Exercise objective: Down to the last line, retype each line of the entries exactly, starting with the one that contains "Give me the".

BEGIN Data supplied

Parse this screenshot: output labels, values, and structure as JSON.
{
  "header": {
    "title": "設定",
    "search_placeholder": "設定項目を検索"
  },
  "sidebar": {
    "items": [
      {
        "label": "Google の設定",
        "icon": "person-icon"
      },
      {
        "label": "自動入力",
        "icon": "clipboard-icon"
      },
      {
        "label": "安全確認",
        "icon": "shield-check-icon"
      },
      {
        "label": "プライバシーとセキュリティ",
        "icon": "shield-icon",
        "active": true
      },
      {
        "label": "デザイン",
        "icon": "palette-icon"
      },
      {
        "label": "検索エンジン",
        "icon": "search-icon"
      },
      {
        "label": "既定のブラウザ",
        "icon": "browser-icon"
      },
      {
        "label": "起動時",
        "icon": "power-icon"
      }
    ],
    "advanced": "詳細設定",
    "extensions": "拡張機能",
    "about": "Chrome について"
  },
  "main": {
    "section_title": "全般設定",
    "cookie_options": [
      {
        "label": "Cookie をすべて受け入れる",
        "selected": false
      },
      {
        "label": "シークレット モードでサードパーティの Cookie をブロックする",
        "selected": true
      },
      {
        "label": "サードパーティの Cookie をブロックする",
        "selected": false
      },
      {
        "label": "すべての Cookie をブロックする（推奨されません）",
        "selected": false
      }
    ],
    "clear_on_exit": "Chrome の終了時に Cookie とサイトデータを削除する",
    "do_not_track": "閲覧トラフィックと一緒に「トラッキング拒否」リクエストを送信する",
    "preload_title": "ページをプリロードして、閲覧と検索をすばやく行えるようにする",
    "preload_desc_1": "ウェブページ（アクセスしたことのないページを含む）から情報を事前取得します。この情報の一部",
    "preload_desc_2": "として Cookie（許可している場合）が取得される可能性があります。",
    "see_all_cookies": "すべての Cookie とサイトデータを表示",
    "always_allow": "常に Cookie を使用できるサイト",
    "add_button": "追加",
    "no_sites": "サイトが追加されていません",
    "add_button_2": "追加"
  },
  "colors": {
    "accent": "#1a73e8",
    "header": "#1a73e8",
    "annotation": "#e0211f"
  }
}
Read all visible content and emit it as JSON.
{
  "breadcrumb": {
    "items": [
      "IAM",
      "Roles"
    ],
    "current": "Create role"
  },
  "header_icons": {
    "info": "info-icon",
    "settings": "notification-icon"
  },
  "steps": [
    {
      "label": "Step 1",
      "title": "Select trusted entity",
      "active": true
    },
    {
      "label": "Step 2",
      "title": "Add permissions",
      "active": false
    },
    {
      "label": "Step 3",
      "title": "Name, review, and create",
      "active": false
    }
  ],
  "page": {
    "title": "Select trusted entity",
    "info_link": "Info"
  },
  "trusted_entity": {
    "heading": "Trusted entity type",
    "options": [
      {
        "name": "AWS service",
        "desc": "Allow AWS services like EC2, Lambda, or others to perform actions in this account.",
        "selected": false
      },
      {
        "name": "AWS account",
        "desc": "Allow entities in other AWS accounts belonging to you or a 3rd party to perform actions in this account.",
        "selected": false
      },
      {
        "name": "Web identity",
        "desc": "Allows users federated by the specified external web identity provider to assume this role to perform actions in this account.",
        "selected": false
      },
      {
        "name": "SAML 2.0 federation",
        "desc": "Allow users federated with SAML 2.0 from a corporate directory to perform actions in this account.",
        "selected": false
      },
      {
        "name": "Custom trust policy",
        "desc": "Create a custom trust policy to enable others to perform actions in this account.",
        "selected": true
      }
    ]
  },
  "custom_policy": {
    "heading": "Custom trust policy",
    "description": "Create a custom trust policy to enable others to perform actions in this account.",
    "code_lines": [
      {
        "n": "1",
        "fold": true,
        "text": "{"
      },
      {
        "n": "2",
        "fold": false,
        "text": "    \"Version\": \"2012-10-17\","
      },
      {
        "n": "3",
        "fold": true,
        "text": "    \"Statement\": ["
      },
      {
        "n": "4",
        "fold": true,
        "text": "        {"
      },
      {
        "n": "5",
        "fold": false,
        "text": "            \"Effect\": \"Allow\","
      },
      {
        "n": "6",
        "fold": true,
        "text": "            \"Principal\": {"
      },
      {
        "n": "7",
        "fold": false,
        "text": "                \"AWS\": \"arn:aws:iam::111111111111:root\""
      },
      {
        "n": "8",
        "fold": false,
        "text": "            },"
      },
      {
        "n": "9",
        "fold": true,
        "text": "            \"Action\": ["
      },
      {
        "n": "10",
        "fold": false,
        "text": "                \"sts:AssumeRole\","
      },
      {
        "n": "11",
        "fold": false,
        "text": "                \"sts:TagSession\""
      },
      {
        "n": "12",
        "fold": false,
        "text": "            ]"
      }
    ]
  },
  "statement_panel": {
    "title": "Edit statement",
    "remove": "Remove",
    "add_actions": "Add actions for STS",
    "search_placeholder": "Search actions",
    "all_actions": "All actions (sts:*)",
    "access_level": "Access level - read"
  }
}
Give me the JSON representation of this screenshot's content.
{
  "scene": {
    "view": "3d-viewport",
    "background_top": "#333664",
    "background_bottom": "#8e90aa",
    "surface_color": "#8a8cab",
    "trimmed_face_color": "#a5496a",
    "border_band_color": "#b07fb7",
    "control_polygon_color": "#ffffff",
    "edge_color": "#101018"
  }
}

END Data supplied

Answer to this problem:
Give me the JSON representation of this screenshot's content.
{
  "scene": {
    "view": "3d-viewport",
    "background_top": "#333664",
    "background_bottom": "#8e90aa",
    "surface_color": "#8a8cab",
    "trimmed_face_color": "#a5496a",
    "border_band_color": "#b07fb7",
    "control_polygon_color": "#ffffff",
    "edge_color": "#101018"
  }
}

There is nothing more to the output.